* _WHAT IS NEEDED_
Only the lines with the string "transmitter" are needed; return each of them from the entries below.

Component data from apps and pages:
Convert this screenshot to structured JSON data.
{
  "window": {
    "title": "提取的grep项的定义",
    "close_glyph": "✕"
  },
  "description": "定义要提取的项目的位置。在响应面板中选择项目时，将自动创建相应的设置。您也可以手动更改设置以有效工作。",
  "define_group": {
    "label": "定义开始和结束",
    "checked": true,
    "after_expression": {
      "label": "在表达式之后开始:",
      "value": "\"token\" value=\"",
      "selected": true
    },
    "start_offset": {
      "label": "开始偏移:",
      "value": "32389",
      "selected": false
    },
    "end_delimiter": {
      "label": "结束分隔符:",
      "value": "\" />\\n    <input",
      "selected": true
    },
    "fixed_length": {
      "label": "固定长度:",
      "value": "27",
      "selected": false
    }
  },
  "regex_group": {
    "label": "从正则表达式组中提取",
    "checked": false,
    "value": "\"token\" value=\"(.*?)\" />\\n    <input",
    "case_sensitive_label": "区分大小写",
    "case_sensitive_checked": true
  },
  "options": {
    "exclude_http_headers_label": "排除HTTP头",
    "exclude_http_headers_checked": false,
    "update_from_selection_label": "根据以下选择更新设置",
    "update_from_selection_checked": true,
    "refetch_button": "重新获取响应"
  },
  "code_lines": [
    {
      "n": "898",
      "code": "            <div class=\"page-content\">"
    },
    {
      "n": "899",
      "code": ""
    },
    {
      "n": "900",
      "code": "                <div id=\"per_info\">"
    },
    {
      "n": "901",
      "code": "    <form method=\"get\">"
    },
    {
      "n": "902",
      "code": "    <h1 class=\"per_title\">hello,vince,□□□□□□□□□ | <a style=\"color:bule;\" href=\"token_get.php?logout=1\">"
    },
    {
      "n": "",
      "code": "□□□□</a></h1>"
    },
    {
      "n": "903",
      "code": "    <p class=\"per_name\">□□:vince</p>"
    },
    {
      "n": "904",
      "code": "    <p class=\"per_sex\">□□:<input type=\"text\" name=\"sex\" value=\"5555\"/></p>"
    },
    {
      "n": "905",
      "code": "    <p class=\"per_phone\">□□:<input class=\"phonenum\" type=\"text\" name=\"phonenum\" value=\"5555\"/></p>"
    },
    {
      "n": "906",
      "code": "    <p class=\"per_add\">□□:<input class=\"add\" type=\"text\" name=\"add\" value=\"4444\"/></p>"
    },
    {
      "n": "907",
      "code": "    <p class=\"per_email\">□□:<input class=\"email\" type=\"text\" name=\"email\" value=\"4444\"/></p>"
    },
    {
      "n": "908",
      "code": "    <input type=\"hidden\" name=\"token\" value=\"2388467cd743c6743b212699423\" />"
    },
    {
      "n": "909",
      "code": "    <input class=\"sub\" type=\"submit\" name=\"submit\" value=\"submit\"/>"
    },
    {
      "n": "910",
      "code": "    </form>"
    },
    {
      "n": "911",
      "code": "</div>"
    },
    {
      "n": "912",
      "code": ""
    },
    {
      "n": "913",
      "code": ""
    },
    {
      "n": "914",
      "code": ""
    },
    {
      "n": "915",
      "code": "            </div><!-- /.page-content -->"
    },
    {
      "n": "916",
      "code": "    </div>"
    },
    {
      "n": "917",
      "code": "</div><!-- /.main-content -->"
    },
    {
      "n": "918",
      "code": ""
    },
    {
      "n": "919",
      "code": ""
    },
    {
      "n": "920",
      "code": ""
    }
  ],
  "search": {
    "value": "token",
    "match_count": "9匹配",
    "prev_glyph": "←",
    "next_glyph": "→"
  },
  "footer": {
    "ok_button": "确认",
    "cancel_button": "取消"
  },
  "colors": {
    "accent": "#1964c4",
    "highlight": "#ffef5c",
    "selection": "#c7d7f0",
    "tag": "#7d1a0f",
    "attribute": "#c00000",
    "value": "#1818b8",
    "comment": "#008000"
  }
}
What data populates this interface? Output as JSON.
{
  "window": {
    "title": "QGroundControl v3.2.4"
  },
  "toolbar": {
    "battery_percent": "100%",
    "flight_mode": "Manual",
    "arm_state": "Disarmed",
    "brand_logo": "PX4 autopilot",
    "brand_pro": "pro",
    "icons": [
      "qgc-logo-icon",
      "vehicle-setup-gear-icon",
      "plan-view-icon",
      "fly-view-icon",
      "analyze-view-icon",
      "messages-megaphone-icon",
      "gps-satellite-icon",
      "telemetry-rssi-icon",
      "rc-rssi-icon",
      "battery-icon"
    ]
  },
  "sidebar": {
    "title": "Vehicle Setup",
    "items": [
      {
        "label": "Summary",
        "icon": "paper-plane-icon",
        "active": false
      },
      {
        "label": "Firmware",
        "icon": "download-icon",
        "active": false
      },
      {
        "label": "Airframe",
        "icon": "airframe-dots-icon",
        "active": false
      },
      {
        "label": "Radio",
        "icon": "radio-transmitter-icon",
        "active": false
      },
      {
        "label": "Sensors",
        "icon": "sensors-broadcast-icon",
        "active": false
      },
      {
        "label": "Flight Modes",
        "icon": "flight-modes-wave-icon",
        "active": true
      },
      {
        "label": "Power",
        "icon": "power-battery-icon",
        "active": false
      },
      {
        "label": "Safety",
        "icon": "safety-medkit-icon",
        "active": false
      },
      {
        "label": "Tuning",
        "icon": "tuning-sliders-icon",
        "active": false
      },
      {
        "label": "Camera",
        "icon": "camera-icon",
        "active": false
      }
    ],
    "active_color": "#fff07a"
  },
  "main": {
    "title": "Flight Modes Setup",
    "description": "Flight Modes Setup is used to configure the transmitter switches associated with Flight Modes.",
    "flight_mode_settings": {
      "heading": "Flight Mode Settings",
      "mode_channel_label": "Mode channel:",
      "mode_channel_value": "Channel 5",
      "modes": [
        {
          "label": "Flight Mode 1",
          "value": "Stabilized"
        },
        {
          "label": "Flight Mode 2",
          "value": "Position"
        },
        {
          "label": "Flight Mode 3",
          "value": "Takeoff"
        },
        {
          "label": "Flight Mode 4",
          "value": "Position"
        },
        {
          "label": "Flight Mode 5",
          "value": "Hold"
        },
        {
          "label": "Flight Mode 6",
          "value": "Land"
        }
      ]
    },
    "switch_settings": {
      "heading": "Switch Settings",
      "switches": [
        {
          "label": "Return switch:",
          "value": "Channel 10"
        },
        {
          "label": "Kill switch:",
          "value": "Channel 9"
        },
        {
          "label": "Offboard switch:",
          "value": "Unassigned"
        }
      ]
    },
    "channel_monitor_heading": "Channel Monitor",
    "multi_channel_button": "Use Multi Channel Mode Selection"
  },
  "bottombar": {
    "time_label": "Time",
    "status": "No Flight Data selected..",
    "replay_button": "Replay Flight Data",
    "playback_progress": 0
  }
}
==
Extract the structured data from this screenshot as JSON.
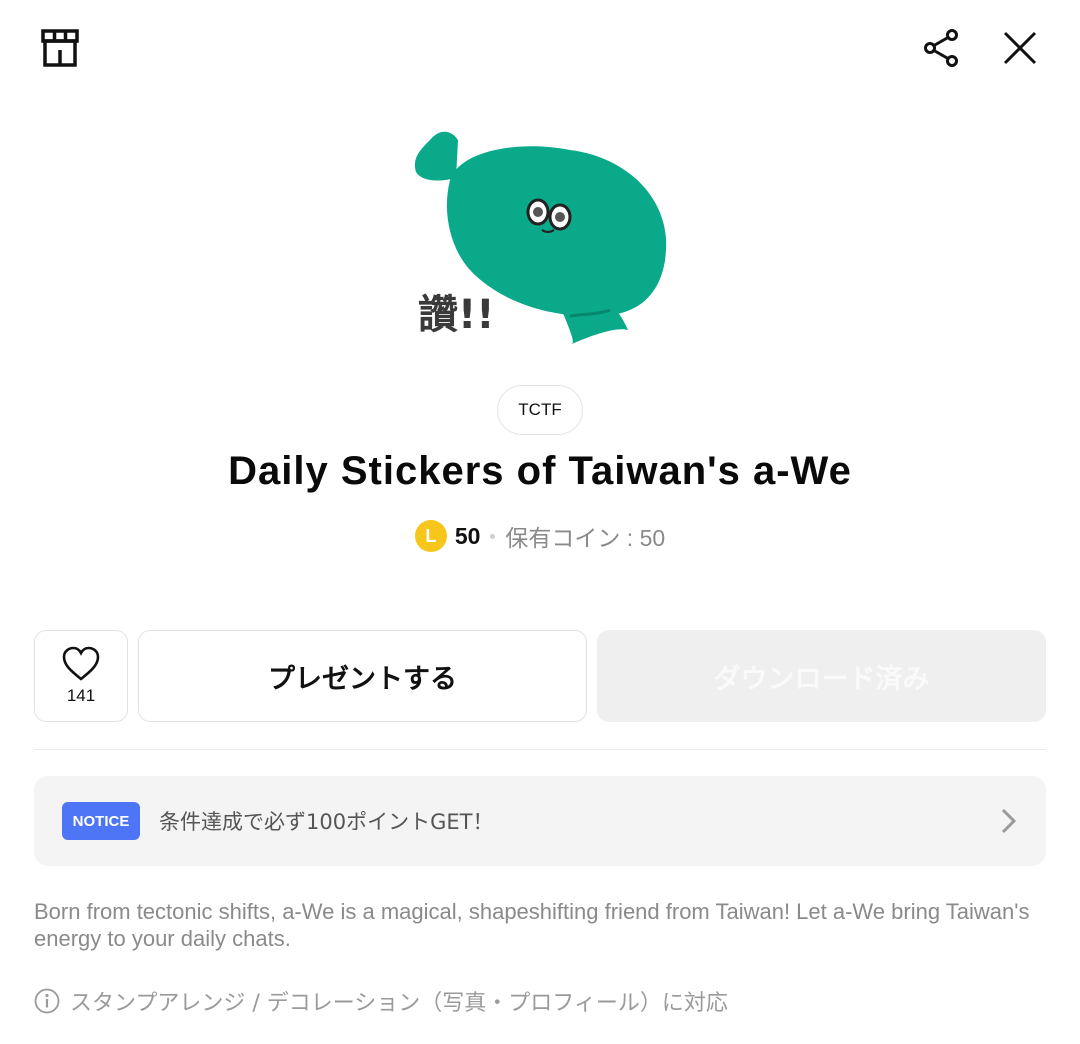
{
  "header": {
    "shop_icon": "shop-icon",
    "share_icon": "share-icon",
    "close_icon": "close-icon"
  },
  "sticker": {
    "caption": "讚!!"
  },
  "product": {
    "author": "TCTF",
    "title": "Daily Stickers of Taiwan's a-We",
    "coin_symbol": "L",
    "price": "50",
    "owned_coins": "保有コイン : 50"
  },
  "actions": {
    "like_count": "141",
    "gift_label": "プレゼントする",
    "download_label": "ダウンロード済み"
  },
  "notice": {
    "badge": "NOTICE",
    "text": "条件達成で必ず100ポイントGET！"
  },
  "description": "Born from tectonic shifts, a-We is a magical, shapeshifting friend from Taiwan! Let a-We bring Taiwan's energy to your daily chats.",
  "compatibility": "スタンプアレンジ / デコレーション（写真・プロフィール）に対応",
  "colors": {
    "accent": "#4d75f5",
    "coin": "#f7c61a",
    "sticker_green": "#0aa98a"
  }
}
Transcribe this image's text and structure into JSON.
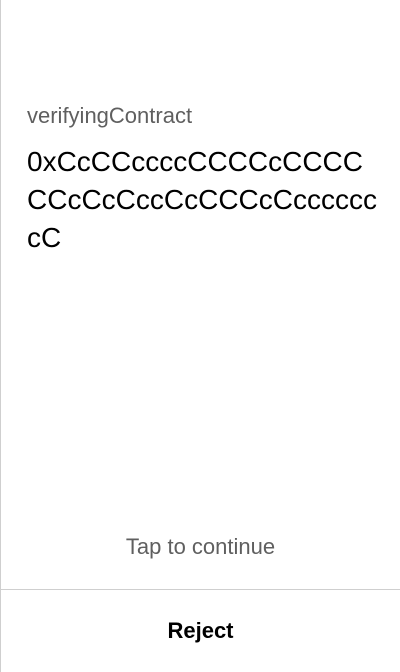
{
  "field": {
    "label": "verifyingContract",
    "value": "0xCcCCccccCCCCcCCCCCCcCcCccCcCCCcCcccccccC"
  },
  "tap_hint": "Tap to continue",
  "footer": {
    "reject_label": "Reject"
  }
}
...
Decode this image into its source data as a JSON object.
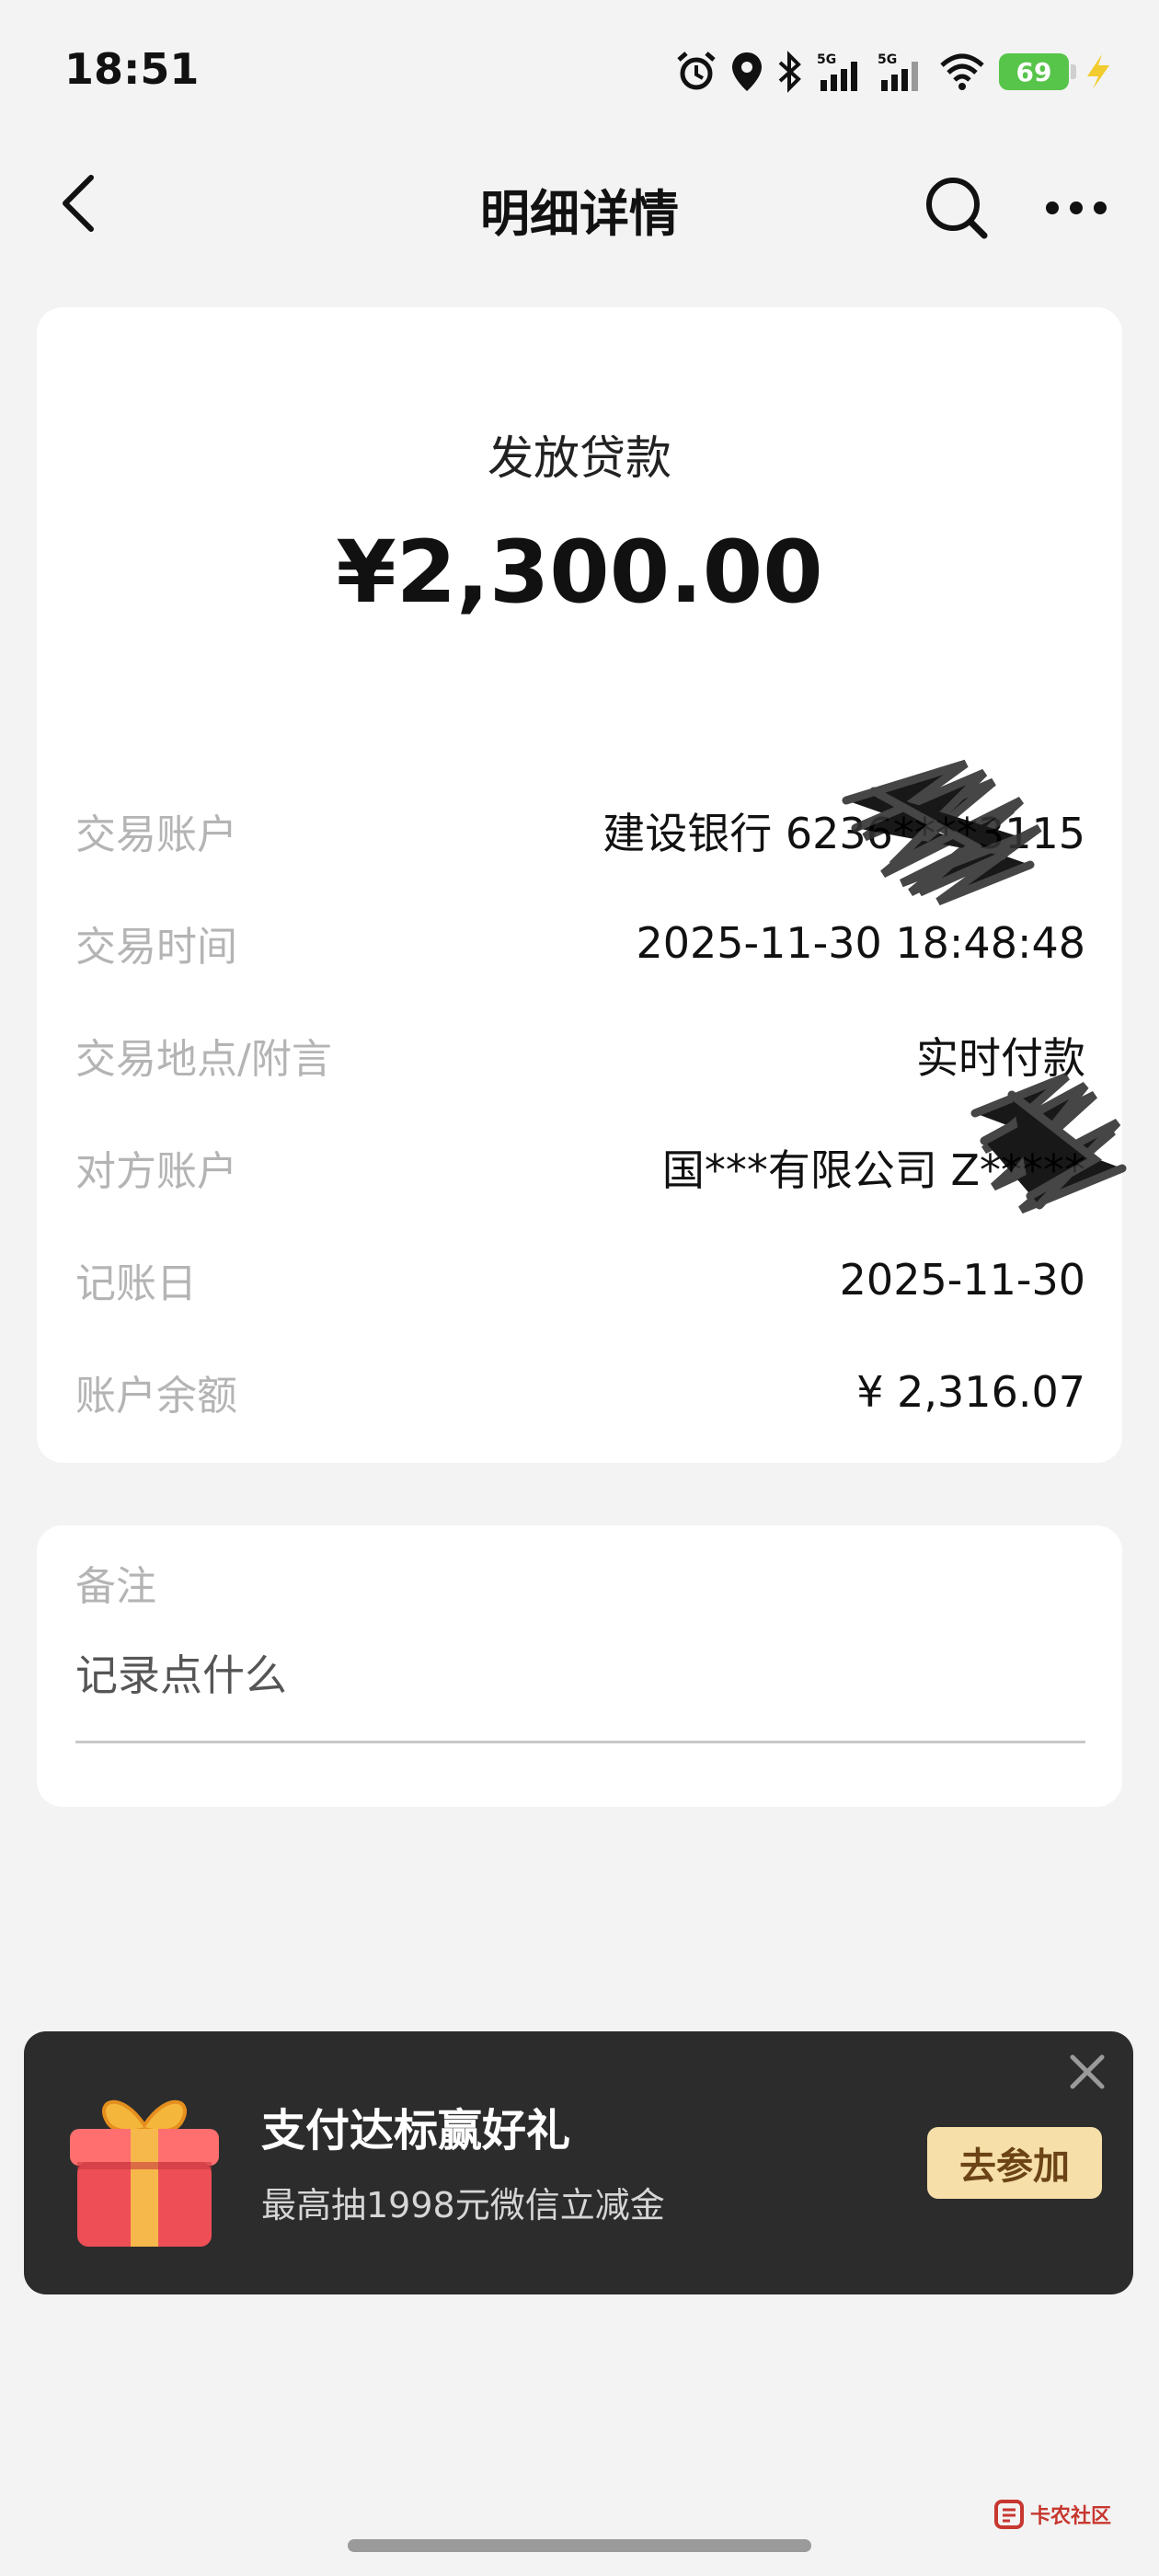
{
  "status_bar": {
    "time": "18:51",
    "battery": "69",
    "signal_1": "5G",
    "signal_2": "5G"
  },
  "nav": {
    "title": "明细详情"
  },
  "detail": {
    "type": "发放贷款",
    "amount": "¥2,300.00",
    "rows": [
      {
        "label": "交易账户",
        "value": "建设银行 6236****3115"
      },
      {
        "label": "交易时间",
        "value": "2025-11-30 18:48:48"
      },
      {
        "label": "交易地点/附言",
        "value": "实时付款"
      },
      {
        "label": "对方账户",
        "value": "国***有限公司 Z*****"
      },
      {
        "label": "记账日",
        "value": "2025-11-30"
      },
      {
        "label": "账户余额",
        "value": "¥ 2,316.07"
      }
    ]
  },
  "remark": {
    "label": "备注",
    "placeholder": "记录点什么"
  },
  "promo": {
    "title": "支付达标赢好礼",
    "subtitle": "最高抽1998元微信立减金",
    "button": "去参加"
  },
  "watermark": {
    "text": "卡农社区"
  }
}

* _ANSWER SPACE_
        "icon": "radio-transmitter-icon",
    "description": "Flight Modes Setup is used to configure the transmitter switches associated with Flight Modes.",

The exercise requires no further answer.